Given the records underneath, please repeat exactly the lines from the line with "Extract the structured" through the line with "Parse this screenshot: output", passing over any picture.
%%
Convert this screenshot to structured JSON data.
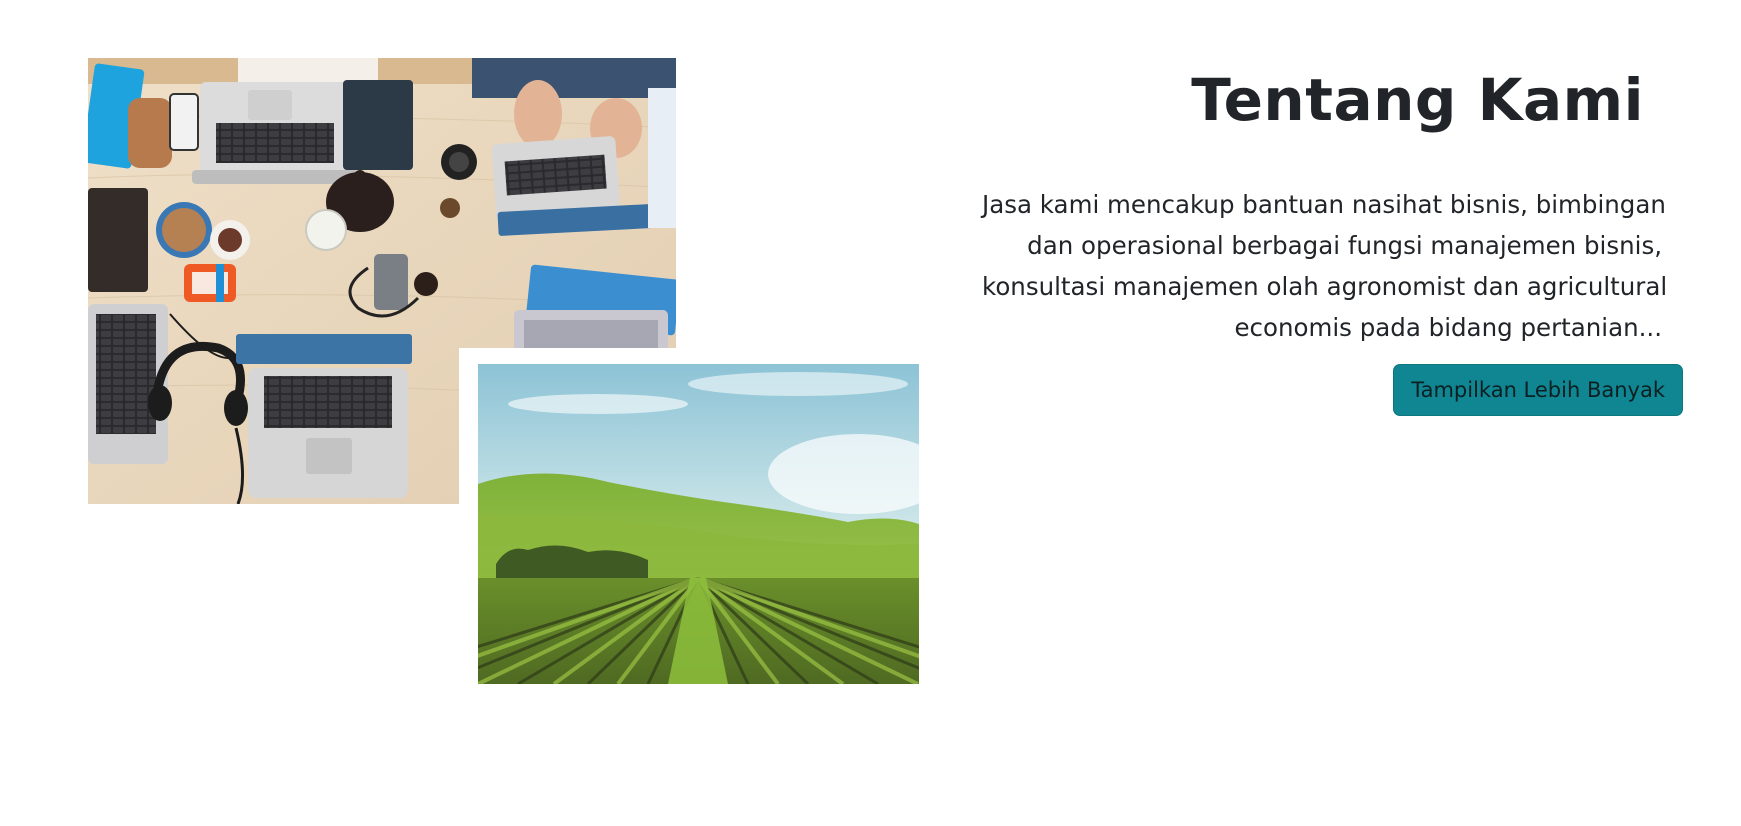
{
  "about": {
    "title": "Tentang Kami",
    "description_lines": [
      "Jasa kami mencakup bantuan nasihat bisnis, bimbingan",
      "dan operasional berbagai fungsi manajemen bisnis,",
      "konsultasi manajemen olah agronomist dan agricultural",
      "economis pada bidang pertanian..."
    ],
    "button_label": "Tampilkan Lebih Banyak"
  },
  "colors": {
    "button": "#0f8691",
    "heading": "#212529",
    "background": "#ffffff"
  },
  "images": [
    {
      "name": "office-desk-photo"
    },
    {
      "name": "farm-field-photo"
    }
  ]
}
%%
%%
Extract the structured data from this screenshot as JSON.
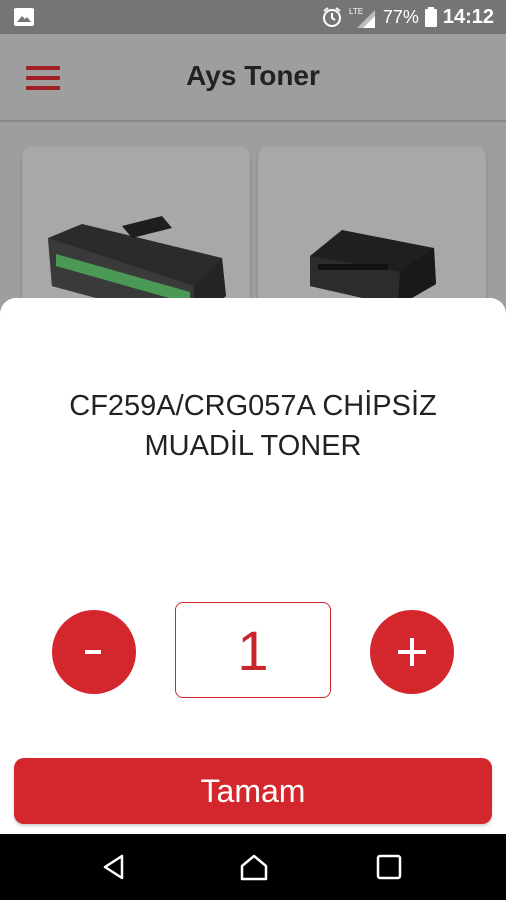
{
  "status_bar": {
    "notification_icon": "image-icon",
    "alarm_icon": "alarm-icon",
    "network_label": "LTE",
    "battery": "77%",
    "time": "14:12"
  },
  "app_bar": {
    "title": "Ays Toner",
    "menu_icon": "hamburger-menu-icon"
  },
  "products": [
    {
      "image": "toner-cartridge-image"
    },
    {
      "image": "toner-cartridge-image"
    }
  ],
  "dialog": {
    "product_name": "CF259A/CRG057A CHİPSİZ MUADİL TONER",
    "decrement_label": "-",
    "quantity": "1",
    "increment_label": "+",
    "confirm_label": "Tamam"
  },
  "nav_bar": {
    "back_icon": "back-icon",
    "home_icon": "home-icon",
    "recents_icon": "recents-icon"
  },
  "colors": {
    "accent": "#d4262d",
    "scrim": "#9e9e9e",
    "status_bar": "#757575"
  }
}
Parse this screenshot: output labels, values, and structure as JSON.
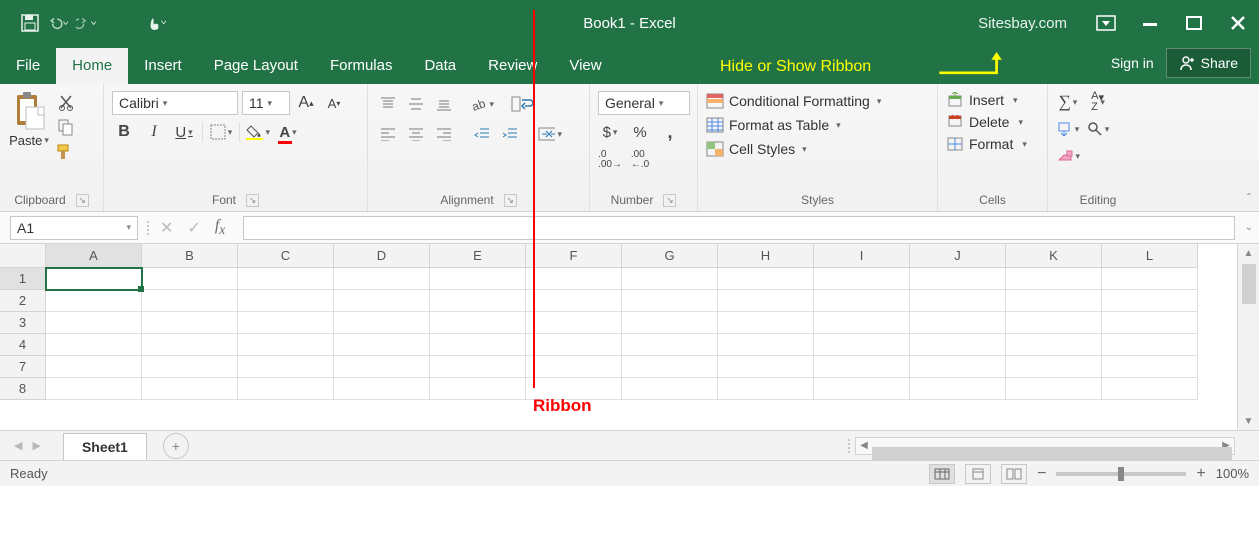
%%
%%
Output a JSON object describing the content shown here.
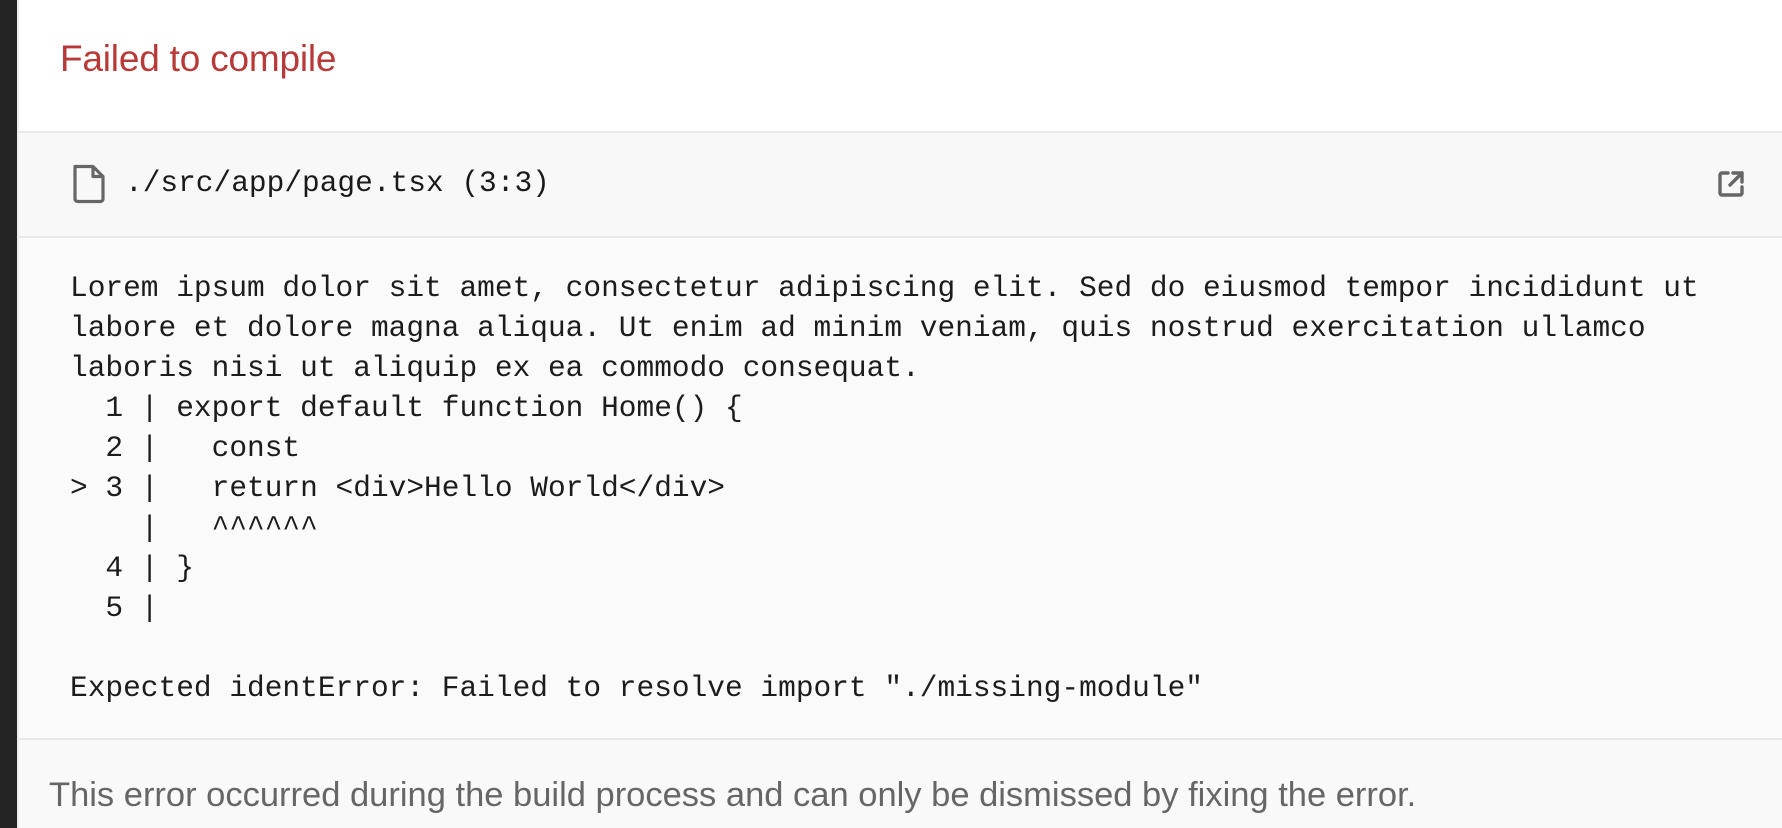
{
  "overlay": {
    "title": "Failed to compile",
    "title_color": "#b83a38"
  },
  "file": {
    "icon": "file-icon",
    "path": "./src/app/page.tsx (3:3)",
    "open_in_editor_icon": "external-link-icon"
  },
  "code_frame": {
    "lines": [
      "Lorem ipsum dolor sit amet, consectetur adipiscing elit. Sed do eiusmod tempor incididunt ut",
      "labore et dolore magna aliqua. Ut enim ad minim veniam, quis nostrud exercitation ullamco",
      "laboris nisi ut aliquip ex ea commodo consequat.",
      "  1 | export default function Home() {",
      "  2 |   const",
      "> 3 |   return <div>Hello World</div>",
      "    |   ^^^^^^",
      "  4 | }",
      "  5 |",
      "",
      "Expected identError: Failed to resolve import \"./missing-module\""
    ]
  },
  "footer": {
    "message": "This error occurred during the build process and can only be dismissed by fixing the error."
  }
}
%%
RESULT FOR THIS EXERCISE:
Extract the structured data from this screenshot as JSON.
{
  "status_bar": {
    "notification_icon": "image-icon",
    "alarm_icon": "alarm-icon",
    "network_label": "LTE",
    "battery": "77%",
    "time": "14:12"
  },
  "app_bar": {
    "title": "Ays Toner",
    "menu_icon": "hamburger-menu-icon"
  },
  "products": [
    {
      "image": "toner-cartridge-image"
    },
    {
      "image": "toner-cartridge-image"
    }
  ],
  "dialog": {
    "product_name": "CF259A/CRG057A CHİPSİZ MUADİL TONER",
    "decrement_label": "-",
    "quantity": "1",
    "increment_label": "+",
    "confirm_label": "Tamam"
  },
  "nav_bar": {
    "back_icon": "back-icon",
    "home_icon": "home-icon",
    "recents_icon": "recents-icon"
  },
  "colors": {
    "accent": "#d4262d",
    "scrim": "#9e9e9e",
    "status_bar": "#757575"
  }
}
Parse this screenshot: output labels, values, and structure as JSON.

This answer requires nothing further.